BEGIN

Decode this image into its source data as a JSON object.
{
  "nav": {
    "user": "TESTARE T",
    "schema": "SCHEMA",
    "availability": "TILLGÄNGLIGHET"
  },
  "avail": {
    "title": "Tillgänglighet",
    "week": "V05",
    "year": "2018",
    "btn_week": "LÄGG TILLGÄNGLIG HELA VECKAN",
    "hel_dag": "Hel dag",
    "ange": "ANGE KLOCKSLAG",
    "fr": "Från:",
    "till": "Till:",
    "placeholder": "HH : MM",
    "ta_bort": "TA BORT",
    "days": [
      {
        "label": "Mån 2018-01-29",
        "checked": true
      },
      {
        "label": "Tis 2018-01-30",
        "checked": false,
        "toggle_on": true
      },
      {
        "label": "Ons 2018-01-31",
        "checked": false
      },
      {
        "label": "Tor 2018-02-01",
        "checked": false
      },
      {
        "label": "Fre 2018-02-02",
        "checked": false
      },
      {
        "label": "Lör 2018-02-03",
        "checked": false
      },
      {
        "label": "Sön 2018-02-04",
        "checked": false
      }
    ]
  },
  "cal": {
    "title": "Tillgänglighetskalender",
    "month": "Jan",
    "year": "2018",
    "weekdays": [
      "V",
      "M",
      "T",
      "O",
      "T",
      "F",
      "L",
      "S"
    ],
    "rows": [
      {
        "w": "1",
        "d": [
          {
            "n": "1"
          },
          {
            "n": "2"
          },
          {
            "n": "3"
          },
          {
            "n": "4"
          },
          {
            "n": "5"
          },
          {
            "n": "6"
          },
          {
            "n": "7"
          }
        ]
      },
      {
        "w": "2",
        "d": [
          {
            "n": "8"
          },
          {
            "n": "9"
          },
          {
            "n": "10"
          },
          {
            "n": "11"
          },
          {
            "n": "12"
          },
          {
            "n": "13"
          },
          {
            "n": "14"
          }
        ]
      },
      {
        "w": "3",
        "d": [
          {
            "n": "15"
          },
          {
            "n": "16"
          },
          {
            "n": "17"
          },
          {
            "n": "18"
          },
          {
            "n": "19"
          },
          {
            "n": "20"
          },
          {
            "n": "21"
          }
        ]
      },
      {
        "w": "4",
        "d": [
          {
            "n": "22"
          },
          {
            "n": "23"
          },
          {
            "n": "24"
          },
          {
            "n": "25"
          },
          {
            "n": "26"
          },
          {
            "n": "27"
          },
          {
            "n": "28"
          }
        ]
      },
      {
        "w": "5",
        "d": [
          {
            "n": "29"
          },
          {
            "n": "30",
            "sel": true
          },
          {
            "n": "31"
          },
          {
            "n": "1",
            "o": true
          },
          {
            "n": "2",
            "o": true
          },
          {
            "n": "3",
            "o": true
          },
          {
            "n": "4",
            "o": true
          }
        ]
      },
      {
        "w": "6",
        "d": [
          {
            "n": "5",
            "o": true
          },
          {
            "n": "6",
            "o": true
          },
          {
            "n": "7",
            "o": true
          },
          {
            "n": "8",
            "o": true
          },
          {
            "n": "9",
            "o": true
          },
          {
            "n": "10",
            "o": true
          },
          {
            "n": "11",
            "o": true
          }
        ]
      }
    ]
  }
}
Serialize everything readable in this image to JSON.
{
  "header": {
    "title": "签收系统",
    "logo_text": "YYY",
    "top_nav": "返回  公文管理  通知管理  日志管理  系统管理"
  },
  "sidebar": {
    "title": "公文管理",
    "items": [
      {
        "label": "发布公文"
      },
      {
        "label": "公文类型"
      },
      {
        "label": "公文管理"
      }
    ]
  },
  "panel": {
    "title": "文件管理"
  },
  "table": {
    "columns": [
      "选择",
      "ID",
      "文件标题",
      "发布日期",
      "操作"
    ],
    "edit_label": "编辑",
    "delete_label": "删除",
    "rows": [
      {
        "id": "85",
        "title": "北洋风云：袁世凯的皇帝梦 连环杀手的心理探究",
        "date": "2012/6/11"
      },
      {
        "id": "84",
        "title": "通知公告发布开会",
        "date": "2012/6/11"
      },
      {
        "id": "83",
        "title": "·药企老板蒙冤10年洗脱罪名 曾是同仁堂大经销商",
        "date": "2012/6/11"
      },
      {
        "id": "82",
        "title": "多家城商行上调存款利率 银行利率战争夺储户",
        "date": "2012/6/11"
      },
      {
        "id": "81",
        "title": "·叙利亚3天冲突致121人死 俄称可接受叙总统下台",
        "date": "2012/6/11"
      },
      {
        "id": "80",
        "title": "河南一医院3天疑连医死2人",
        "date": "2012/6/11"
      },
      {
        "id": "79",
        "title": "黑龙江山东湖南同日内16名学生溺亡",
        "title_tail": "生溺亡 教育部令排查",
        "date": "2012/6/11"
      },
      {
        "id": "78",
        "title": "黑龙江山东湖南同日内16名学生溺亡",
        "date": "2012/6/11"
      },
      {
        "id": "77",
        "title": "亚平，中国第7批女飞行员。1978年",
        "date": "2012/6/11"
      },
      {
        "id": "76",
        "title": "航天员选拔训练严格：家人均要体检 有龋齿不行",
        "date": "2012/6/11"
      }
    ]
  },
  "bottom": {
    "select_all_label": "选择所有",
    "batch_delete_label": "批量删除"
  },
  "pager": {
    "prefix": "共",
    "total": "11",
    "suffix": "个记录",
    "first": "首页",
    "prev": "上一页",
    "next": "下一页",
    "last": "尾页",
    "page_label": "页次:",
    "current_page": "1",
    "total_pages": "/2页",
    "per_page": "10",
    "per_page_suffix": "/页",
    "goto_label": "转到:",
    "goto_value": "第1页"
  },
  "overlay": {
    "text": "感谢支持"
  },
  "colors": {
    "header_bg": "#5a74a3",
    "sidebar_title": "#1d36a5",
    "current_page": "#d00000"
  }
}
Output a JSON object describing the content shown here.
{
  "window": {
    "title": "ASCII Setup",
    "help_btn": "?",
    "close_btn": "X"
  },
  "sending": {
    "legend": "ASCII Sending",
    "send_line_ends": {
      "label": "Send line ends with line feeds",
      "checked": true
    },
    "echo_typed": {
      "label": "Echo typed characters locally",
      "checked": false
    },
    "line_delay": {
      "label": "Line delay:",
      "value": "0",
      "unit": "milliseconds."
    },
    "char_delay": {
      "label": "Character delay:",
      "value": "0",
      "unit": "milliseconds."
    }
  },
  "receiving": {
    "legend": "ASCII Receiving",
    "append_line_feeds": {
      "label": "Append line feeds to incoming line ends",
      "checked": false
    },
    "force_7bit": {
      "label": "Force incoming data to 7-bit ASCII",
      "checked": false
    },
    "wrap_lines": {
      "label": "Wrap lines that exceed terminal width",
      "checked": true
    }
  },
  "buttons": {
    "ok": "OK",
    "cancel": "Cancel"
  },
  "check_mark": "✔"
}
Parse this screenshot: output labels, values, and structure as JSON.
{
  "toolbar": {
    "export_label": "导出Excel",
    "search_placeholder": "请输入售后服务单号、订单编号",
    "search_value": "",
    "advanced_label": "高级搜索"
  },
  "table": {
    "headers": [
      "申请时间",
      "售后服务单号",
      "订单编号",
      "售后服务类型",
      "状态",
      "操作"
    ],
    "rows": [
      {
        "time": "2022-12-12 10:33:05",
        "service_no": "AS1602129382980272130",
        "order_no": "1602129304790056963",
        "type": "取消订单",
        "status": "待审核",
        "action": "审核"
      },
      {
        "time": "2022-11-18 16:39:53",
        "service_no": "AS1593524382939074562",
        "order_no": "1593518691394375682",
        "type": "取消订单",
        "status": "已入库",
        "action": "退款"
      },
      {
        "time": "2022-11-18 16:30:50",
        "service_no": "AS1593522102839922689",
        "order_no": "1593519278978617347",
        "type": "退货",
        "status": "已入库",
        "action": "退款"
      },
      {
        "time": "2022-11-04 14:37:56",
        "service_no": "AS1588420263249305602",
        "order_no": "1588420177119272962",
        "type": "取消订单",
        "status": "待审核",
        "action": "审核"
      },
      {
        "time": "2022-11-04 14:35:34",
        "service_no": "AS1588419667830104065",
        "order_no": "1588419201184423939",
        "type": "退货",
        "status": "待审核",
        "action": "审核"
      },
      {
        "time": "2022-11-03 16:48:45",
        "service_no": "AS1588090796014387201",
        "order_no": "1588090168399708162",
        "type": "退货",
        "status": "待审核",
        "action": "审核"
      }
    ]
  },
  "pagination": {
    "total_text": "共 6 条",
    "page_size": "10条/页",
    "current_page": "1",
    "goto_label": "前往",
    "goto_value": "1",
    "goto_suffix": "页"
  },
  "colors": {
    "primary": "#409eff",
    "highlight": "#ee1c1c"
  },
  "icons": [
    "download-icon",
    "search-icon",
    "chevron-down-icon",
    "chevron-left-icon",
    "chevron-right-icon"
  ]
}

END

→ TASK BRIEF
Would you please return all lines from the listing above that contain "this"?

→ TASK OUTPUT
Decode this image into its source data as a JSON object.
Serialize everything readable in this image to JSON.
Parse this screenshot: output labels, values, and structure as JSON.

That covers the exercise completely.